» **WHAT IS EXPECTED**: From top to bottom, retype the data exactly, passing over any picture.

'''

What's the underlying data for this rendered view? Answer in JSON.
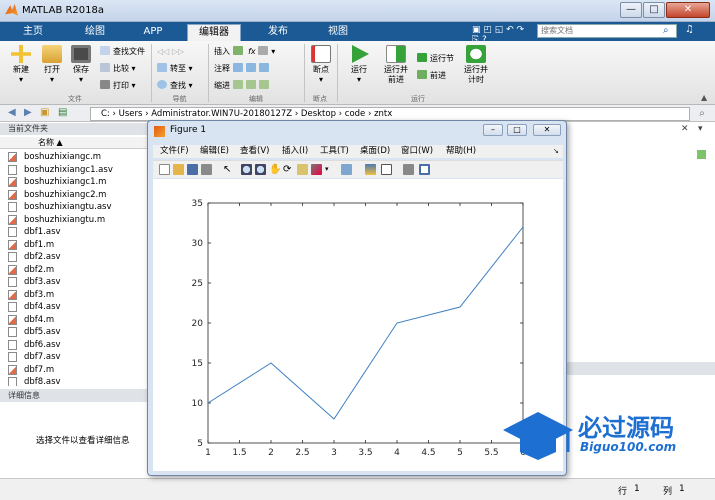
{
  "window": {
    "title": "MATLAB R2018a"
  },
  "tabs": [
    {
      "label": "主页",
      "active": false
    },
    {
      "label": "绘图",
      "active": false
    },
    {
      "label": "APP",
      "active": false
    },
    {
      "label": "编辑器",
      "active": true
    },
    {
      "label": "发布",
      "active": false
    },
    {
      "label": "视图",
      "active": false
    }
  ],
  "search": {
    "placeholder": "搜索文档"
  },
  "ribbon": {
    "new": "新建",
    "open": "打开",
    "save": "保存",
    "find_files": "查找文件",
    "compare": "比较",
    "print": "打印",
    "goto": "转至",
    "find": "查找",
    "insert": "插入",
    "fx": "fx",
    "comment": "注释",
    "indent": "缩进",
    "breakpoint": "断点",
    "run": "运行",
    "run_advance": "运行并\n前进",
    "run_section": "运行节",
    "advance": "前进",
    "run_time": "运行并\n计时",
    "groups": {
      "file": "文件",
      "nav": "导航",
      "edit": "编辑",
      "breakpoint": "断点",
      "run": "运行"
    }
  },
  "address": {
    "path": "C:  ›  Users  ›  Administrator.WIN7U-20180127Z  ›  Desktop  ›  code  ›  zntx"
  },
  "current_folder": {
    "title": "当前文件夹",
    "column_name": "名称 ▲",
    "files": [
      {
        "name": "boshuzhixiangc.m",
        "type": "m"
      },
      {
        "name": "boshuzhixiangc1.asv",
        "type": "asv"
      },
      {
        "name": "boshuzhixiangc1.m",
        "type": "m"
      },
      {
        "name": "boshuzhixiangc2.m",
        "type": "m"
      },
      {
        "name": "boshuzhixiangtu.asv",
        "type": "asv"
      },
      {
        "name": "boshuzhixiangtu.m",
        "type": "m"
      },
      {
        "name": "dbf1.asv",
        "type": "asv"
      },
      {
        "name": "dbf1.m",
        "type": "m"
      },
      {
        "name": "dbf2.asv",
        "type": "asv"
      },
      {
        "name": "dbf2.m",
        "type": "m"
      },
      {
        "name": "dbf3.asv",
        "type": "asv"
      },
      {
        "name": "dbf3.m",
        "type": "m"
      },
      {
        "name": "dbf4.asv",
        "type": "asv"
      },
      {
        "name": "dbf4.m",
        "type": "m"
      },
      {
        "name": "dbf5.asv",
        "type": "asv"
      },
      {
        "name": "dbf6.asv",
        "type": "asv"
      },
      {
        "name": "dbf7.asv",
        "type": "asv"
      },
      {
        "name": "dbf7.m",
        "type": "m"
      },
      {
        "name": "dbf8.asv",
        "type": "asv"
      }
    ]
  },
  "details": {
    "title": "详细信息",
    "message": "选择文件以查看详细信息"
  },
  "status": {
    "row_label": "行",
    "row": "1",
    "col_label": "列",
    "col": "1"
  },
  "figure": {
    "title": "Figure 1",
    "menu": [
      "文件(F)",
      "编辑(E)",
      "查看(V)",
      "插入(I)",
      "工具(T)",
      "桌面(D)",
      "窗口(W)",
      "帮助(H)"
    ]
  },
  "chart_data": {
    "type": "line",
    "x": [
      1,
      2,
      3,
      4,
      5,
      6
    ],
    "y": [
      10,
      15,
      8,
      20,
      22,
      32
    ],
    "xlim": [
      1,
      6
    ],
    "ylim": [
      5,
      35
    ],
    "xticks": [
      "1",
      "1.5",
      "2",
      "2.5",
      "3",
      "3.5",
      "4",
      "4.5",
      "5",
      "5.5",
      "6"
    ],
    "yticks": [
      "5",
      "10",
      "15",
      "20",
      "25",
      "30",
      "35"
    ],
    "line_color": "#3d7fc1",
    "grid": false
  },
  "watermark": {
    "text": "必过源码",
    "subtext": "Biguo100.com"
  },
  "colors": {
    "tabbar": "#1b5a95",
    "accent": "#2f7ec6",
    "watermark_blue": "#1d6fd1"
  }
}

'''

» **ANSWER TO THE PROBLEM**:
What's the underlying data for this rendered view? Answer in JSON.
{
  "window": {
    "title": "MATLAB R2018a"
  },
  "tabs": [
    {
      "label": "主页",
      "active": false
    },
    {
      "label": "绘图",
      "active": false
    },
    {
      "label": "APP",
      "active": false
    },
    {
      "label": "编辑器",
      "active": true
    },
    {
      "label": "发布",
      "active": false
    },
    {
      "label": "视图",
      "active": false
    }
  ],
  "search": {
    "placeholder": "搜索文档"
  },
  "ribbon": {
    "new": "新建",
    "open": "打开",
    "save": "保存",
    "find_files": "查找文件",
    "compare": "比较",
    "print": "打印",
    "goto": "转至",
    "find": "查找",
    "insert": "插入",
    "fx": "fx",
    "comment": "注释",
    "indent": "缩进",
    "breakpoint": "断点",
    "run": "运行",
    "run_advance": "运行并\n前进",
    "run_section": "运行节",
    "advance": "前进",
    "run_time": "运行并\n计时",
    "groups": {
      "file": "文件",
      "nav": "导航",
      "edit": "编辑",
      "breakpoint": "断点",
      "run": "运行"
    }
  },
  "address": {
    "path": "C:  ›  Users  ›  Administrator.WIN7U-20180127Z  ›  Desktop  ›  code  ›  zntx"
  },
  "current_folder": {
    "title": "当前文件夹",
    "column_name": "名称 ▲",
    "files": [
      {
        "name": "boshuzhixiangc.m",
        "type": "m"
      },
      {
        "name": "boshuzhixiangc1.asv",
        "type": "asv"
      },
      {
        "name": "boshuzhixiangc1.m",
        "type": "m"
      },
      {
        "name": "boshuzhixiangc2.m",
        "type": "m"
      },
      {
        "name": "boshuzhixiangtu.asv",
        "type": "asv"
      },
      {
        "name": "boshuzhixiangtu.m",
        "type": "m"
      },
      {
        "name": "dbf1.asv",
        "type": "asv"
      },
      {
        "name": "dbf1.m",
        "type": "m"
      },
      {
        "name": "dbf2.asv",
        "type": "asv"
      },
      {
        "name": "dbf2.m",
        "type": "m"
      },
      {
        "name": "dbf3.asv",
        "type": "asv"
      },
      {
        "name": "dbf3.m",
        "type": "m"
      },
      {
        "name": "dbf4.asv",
        "type": "asv"
      },
      {
        "name": "dbf4.m",
        "type": "m"
      },
      {
        "name": "dbf5.asv",
        "type": "asv"
      },
      {
        "name": "dbf6.asv",
        "type": "asv"
      },
      {
        "name": "dbf7.asv",
        "type": "asv"
      },
      {
        "name": "dbf7.m",
        "type": "m"
      },
      {
        "name": "dbf8.asv",
        "type": "asv"
      }
    ]
  },
  "details": {
    "title": "详细信息",
    "message": "选择文件以查看详细信息"
  },
  "status": {
    "row_label": "行",
    "row": "1",
    "col_label": "列",
    "col": "1"
  },
  "figure": {
    "title": "Figure 1",
    "menu": [
      "文件(F)",
      "编辑(E)",
      "查看(V)",
      "插入(I)",
      "工具(T)",
      "桌面(D)",
      "窗口(W)",
      "帮助(H)"
    ]
  },
  "chart_data": {
    "type": "line",
    "x": [
      1,
      2,
      3,
      4,
      5,
      6
    ],
    "y": [
      10,
      15,
      8,
      20,
      22,
      32
    ],
    "xlim": [
      1,
      6
    ],
    "ylim": [
      5,
      35
    ],
    "xticks": [
      "1",
      "1.5",
      "2",
      "2.5",
      "3",
      "3.5",
      "4",
      "4.5",
      "5",
      "5.5",
      "6"
    ],
    "yticks": [
      "5",
      "10",
      "15",
      "20",
      "25",
      "30",
      "35"
    ],
    "line_color": "#3d7fc1",
    "grid": false
  },
  "watermark": {
    "text": "必过源码",
    "subtext": "Biguo100.com"
  },
  "colors": {
    "tabbar": "#1b5a95",
    "accent": "#2f7ec6",
    "watermark_blue": "#1d6fd1"
  }
}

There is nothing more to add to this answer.